▶ WHAT IS EXPECTED: I would like you to restate each record word for word.

▶ TASK INPUTS:
▼
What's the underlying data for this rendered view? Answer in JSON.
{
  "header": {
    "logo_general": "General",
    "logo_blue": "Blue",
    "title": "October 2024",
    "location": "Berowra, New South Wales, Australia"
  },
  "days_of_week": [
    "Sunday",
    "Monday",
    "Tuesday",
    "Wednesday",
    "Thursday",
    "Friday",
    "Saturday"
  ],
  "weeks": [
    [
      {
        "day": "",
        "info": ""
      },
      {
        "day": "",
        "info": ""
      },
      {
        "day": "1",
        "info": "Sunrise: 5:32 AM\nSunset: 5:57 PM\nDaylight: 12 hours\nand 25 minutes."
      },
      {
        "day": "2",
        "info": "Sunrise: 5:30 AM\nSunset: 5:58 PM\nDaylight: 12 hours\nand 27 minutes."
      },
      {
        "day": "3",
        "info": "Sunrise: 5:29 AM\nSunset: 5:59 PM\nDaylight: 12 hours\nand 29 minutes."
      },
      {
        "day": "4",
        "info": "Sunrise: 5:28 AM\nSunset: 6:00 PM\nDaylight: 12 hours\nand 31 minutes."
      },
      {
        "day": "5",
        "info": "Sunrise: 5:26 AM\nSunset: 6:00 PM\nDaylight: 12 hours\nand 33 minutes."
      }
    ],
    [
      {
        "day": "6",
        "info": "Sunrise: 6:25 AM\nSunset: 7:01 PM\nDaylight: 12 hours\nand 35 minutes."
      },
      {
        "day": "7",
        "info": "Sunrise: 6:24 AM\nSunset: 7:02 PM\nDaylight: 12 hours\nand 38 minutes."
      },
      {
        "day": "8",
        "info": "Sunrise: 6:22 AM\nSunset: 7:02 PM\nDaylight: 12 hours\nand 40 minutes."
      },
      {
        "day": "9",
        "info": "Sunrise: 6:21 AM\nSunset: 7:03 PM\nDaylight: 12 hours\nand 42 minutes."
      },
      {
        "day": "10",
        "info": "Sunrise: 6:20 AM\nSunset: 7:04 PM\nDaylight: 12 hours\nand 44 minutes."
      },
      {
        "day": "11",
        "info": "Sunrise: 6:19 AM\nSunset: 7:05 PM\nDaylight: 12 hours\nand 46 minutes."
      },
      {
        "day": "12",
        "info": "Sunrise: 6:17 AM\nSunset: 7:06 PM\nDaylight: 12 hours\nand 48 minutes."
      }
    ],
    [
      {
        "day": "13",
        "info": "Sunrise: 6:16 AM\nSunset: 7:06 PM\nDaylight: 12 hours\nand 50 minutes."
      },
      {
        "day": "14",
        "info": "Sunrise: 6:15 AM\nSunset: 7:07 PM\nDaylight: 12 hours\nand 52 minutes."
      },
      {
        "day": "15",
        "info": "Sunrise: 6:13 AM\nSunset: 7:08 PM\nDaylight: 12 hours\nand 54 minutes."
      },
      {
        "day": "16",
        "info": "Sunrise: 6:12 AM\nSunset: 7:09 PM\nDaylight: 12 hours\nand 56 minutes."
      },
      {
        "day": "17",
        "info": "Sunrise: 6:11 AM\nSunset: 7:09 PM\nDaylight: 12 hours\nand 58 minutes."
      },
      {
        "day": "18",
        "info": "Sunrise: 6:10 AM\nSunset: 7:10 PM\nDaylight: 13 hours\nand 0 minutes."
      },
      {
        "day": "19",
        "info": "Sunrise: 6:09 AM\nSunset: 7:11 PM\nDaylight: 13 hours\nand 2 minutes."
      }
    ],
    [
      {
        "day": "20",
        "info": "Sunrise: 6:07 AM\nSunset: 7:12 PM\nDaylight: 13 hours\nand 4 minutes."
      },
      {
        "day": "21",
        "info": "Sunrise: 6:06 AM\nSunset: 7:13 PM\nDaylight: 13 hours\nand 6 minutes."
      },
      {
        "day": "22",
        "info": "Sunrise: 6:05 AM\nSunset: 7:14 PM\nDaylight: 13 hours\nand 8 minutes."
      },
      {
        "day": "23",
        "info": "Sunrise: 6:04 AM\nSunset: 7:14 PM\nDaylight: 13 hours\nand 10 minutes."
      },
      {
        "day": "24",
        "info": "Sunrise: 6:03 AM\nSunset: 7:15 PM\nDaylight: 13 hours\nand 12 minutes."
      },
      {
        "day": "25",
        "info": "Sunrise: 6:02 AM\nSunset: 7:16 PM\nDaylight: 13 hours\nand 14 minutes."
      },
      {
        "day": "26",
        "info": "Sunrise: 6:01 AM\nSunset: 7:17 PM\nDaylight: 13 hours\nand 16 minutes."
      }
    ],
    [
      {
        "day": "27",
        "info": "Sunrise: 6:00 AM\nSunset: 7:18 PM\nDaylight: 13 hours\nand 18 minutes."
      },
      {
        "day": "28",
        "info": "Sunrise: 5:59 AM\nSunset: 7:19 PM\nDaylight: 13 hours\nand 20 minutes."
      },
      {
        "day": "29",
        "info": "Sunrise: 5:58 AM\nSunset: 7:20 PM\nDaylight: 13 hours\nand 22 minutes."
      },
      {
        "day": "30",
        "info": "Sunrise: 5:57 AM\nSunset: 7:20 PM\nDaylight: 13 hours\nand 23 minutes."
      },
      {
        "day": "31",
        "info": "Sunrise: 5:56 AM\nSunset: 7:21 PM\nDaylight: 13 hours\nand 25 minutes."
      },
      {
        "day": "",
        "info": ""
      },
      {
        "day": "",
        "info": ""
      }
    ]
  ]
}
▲
▶ ANSWER SPACE:
What's the underlying data for this rendered view? Answer in JSON.
{
  "header": {
    "logo_general": "General",
    "logo_blue": "Blue",
    "title": "October 2024",
    "location": "Berowra, New South Wales, Australia"
  },
  "days_of_week": [
    "Sunday",
    "Monday",
    "Tuesday",
    "Wednesday",
    "Thursday",
    "Friday",
    "Saturday"
  ],
  "weeks": [
    [
      {
        "day": "",
        "info": ""
      },
      {
        "day": "",
        "info": ""
      },
      {
        "day": "1",
        "info": "Sunrise: 5:32 AM\nSunset: 5:57 PM\nDaylight: 12 hours\nand 25 minutes."
      },
      {
        "day": "2",
        "info": "Sunrise: 5:30 AM\nSunset: 5:58 PM\nDaylight: 12 hours\nand 27 minutes."
      },
      {
        "day": "3",
        "info": "Sunrise: 5:29 AM\nSunset: 5:59 PM\nDaylight: 12 hours\nand 29 minutes."
      },
      {
        "day": "4",
        "info": "Sunrise: 5:28 AM\nSunset: 6:00 PM\nDaylight: 12 hours\nand 31 minutes."
      },
      {
        "day": "5",
        "info": "Sunrise: 5:26 AM\nSunset: 6:00 PM\nDaylight: 12 hours\nand 33 minutes."
      }
    ],
    [
      {
        "day": "6",
        "info": "Sunrise: 6:25 AM\nSunset: 7:01 PM\nDaylight: 12 hours\nand 35 minutes."
      },
      {
        "day": "7",
        "info": "Sunrise: 6:24 AM\nSunset: 7:02 PM\nDaylight: 12 hours\nand 38 minutes."
      },
      {
        "day": "8",
        "info": "Sunrise: 6:22 AM\nSunset: 7:02 PM\nDaylight: 12 hours\nand 40 minutes."
      },
      {
        "day": "9",
        "info": "Sunrise: 6:21 AM\nSunset: 7:03 PM\nDaylight: 12 hours\nand 42 minutes."
      },
      {
        "day": "10",
        "info": "Sunrise: 6:20 AM\nSunset: 7:04 PM\nDaylight: 12 hours\nand 44 minutes."
      },
      {
        "day": "11",
        "info": "Sunrise: 6:19 AM\nSunset: 7:05 PM\nDaylight: 12 hours\nand 46 minutes."
      },
      {
        "day": "12",
        "info": "Sunrise: 6:17 AM\nSunset: 7:06 PM\nDaylight: 12 hours\nand 48 minutes."
      }
    ],
    [
      {
        "day": "13",
        "info": "Sunrise: 6:16 AM\nSunset: 7:06 PM\nDaylight: 12 hours\nand 50 minutes."
      },
      {
        "day": "14",
        "info": "Sunrise: 6:15 AM\nSunset: 7:07 PM\nDaylight: 12 hours\nand 52 minutes."
      },
      {
        "day": "15",
        "info": "Sunrise: 6:13 AM\nSunset: 7:08 PM\nDaylight: 12 hours\nand 54 minutes."
      },
      {
        "day": "16",
        "info": "Sunrise: 6:12 AM\nSunset: 7:09 PM\nDaylight: 12 hours\nand 56 minutes."
      },
      {
        "day": "17",
        "info": "Sunrise: 6:11 AM\nSunset: 7:09 PM\nDaylight: 12 hours\nand 58 minutes."
      },
      {
        "day": "18",
        "info": "Sunrise: 6:10 AM\nSunset: 7:10 PM\nDaylight: 13 hours\nand 0 minutes."
      },
      {
        "day": "19",
        "info": "Sunrise: 6:09 AM\nSunset: 7:11 PM\nDaylight: 13 hours\nand 2 minutes."
      }
    ],
    [
      {
        "day": "20",
        "info": "Sunrise: 6:07 AM\nSunset: 7:12 PM\nDaylight: 13 hours\nand 4 minutes."
      },
      {
        "day": "21",
        "info": "Sunrise: 6:06 AM\nSunset: 7:13 PM\nDaylight: 13 hours\nand 6 minutes."
      },
      {
        "day": "22",
        "info": "Sunrise: 6:05 AM\nSunset: 7:14 PM\nDaylight: 13 hours\nand 8 minutes."
      },
      {
        "day": "23",
        "info": "Sunrise: 6:04 AM\nSunset: 7:14 PM\nDaylight: 13 hours\nand 10 minutes."
      },
      {
        "day": "24",
        "info": "Sunrise: 6:03 AM\nSunset: 7:15 PM\nDaylight: 13 hours\nand 12 minutes."
      },
      {
        "day": "25",
        "info": "Sunrise: 6:02 AM\nSunset: 7:16 PM\nDaylight: 13 hours\nand 14 minutes."
      },
      {
        "day": "26",
        "info": "Sunrise: 6:01 AM\nSunset: 7:17 PM\nDaylight: 13 hours\nand 16 minutes."
      }
    ],
    [
      {
        "day": "27",
        "info": "Sunrise: 6:00 AM\nSunset: 7:18 PM\nDaylight: 13 hours\nand 18 minutes."
      },
      {
        "day": "28",
        "info": "Sunrise: 5:59 AM\nSunset: 7:19 PM\nDaylight: 13 hours\nand 20 minutes."
      },
      {
        "day": "29",
        "info": "Sunrise: 5:58 AM\nSunset: 7:20 PM\nDaylight: 13 hours\nand 22 minutes."
      },
      {
        "day": "30",
        "info": "Sunrise: 5:57 AM\nSunset: 7:20 PM\nDaylight: 13 hours\nand 23 minutes."
      },
      {
        "day": "31",
        "info": "Sunrise: 5:56 AM\nSunset: 7:21 PM\nDaylight: 13 hours\nand 25 minutes."
      },
      {
        "day": "",
        "info": ""
      },
      {
        "day": "",
        "info": ""
      }
    ]
  ]
}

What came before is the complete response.